(Given entries):
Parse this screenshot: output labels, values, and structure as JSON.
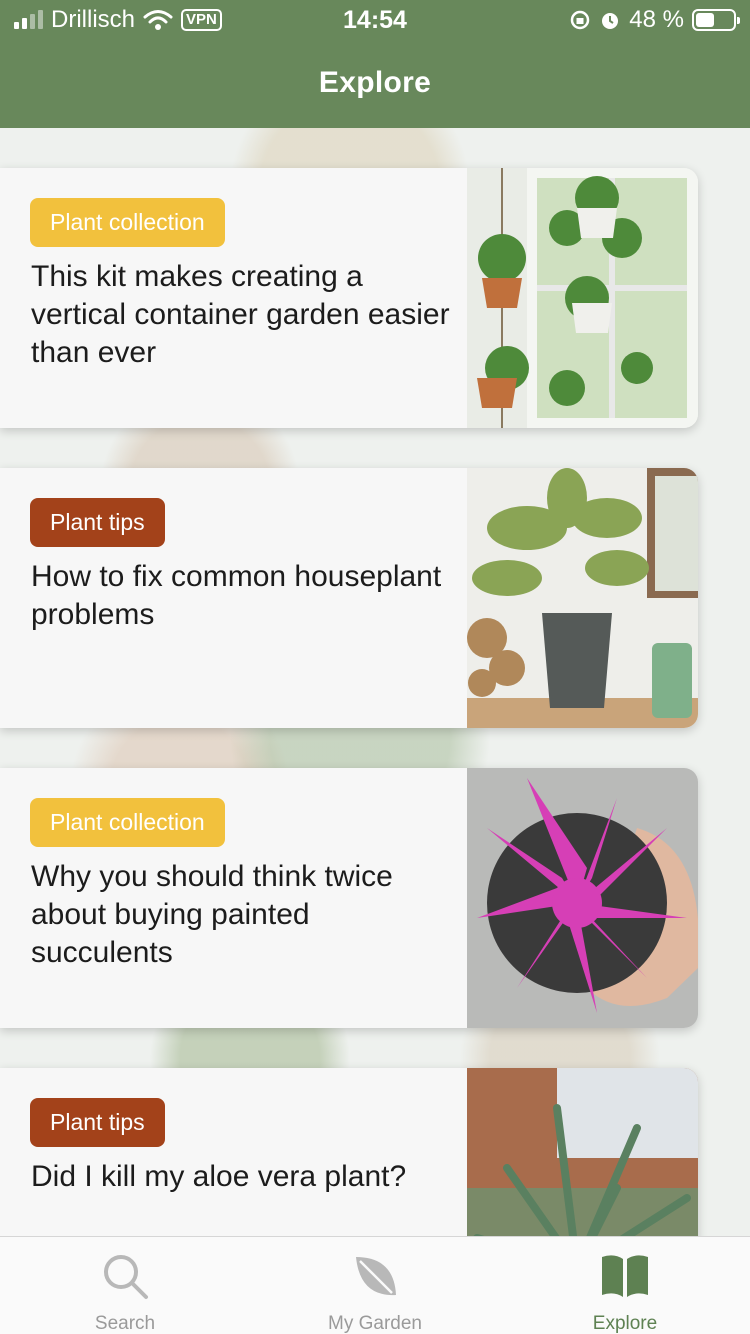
{
  "status_bar": {
    "carrier": "Drillisch",
    "vpn": "VPN",
    "time": "14:54",
    "battery_percent": "48 %",
    "battery_level": 0.48
  },
  "header": {
    "title": "Explore"
  },
  "colors": {
    "brand_green": "#68885b",
    "tag_collection": "#f2c13d",
    "tag_tips": "#a3421a",
    "tab_active": "#5e8152"
  },
  "cards": [
    {
      "tag": "Plant collection",
      "tag_type": "collection",
      "title": "This kit makes creating a vertical container garden easier than ever",
      "image": "hanging-planters-photo"
    },
    {
      "tag": "Plant tips",
      "tag_type": "tips",
      "title": "How to fix common houseplant problems",
      "image": "potted-plant-shelf-photo"
    },
    {
      "tag": "Plant collection",
      "tag_type": "collection",
      "title": "Why you should think twice about buying painted succulents",
      "image": "pink-succulent-photo"
    },
    {
      "tag": "Plant tips",
      "tag_type": "tips",
      "title": "Did I kill my aloe vera plant?",
      "image": "aloe-plant-photo"
    }
  ],
  "tabbar": {
    "search": {
      "label": "Search",
      "icon": "search-icon"
    },
    "garden": {
      "label": "My Garden",
      "icon": "leaf-icon"
    },
    "explore": {
      "label": "Explore",
      "icon": "book-icon",
      "active": true
    }
  }
}
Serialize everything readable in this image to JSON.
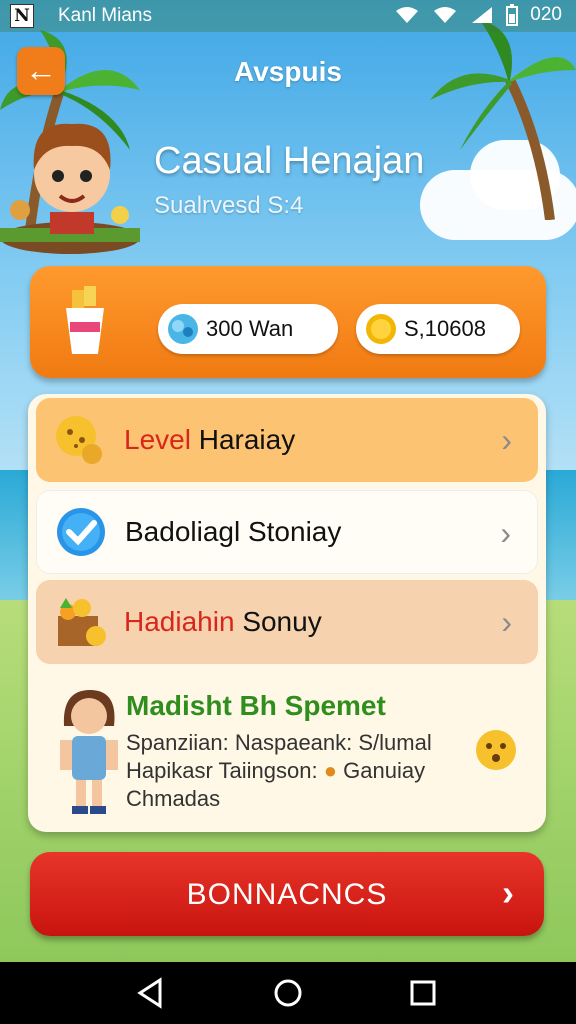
{
  "status_bar": {
    "carrier": "Kanl Mians",
    "time": "020"
  },
  "header": {
    "title": "Avspuis",
    "back_icon": "arrow-left-icon"
  },
  "game": {
    "title": "Casual Henajan",
    "subtitle": "Sualrvesd S:4"
  },
  "currency": {
    "gems": "300 Wan",
    "coins": "S,10608"
  },
  "menu": [
    {
      "label_part1": "Level",
      "label_part2": "Haraiay"
    },
    {
      "label_part1": "",
      "label_part2": "Badoliagl Stoniay"
    },
    {
      "label_part1": "Hadiahin",
      "label_part2": "Sonuy"
    }
  ],
  "info": {
    "title": "Madisht Bh Spemet",
    "line1": "Spanziian: Naspaeank: S/lumal",
    "line2a": "Hapikasr Taiingson:",
    "line2b": "Ganuiay",
    "line3": "Chmadas"
  },
  "bonus_button": {
    "label": "BONNACNCS"
  },
  "colors": {
    "accent_orange": "#f07d1a",
    "bonus_red": "#d9261c",
    "green_text": "#2f8e1d"
  }
}
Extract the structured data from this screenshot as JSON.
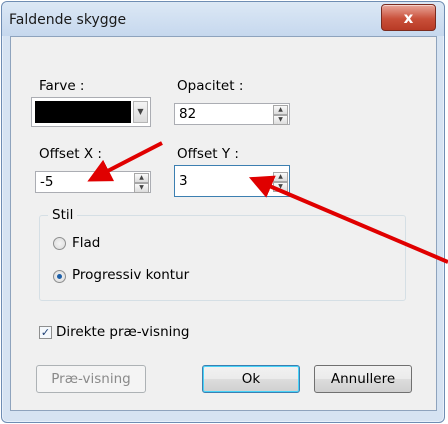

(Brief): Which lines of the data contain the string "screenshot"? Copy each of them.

(Task answer):
Parse this screenshot: output labels, values, and structure as JSON.
Extract the structured data from this screenshot as JSON.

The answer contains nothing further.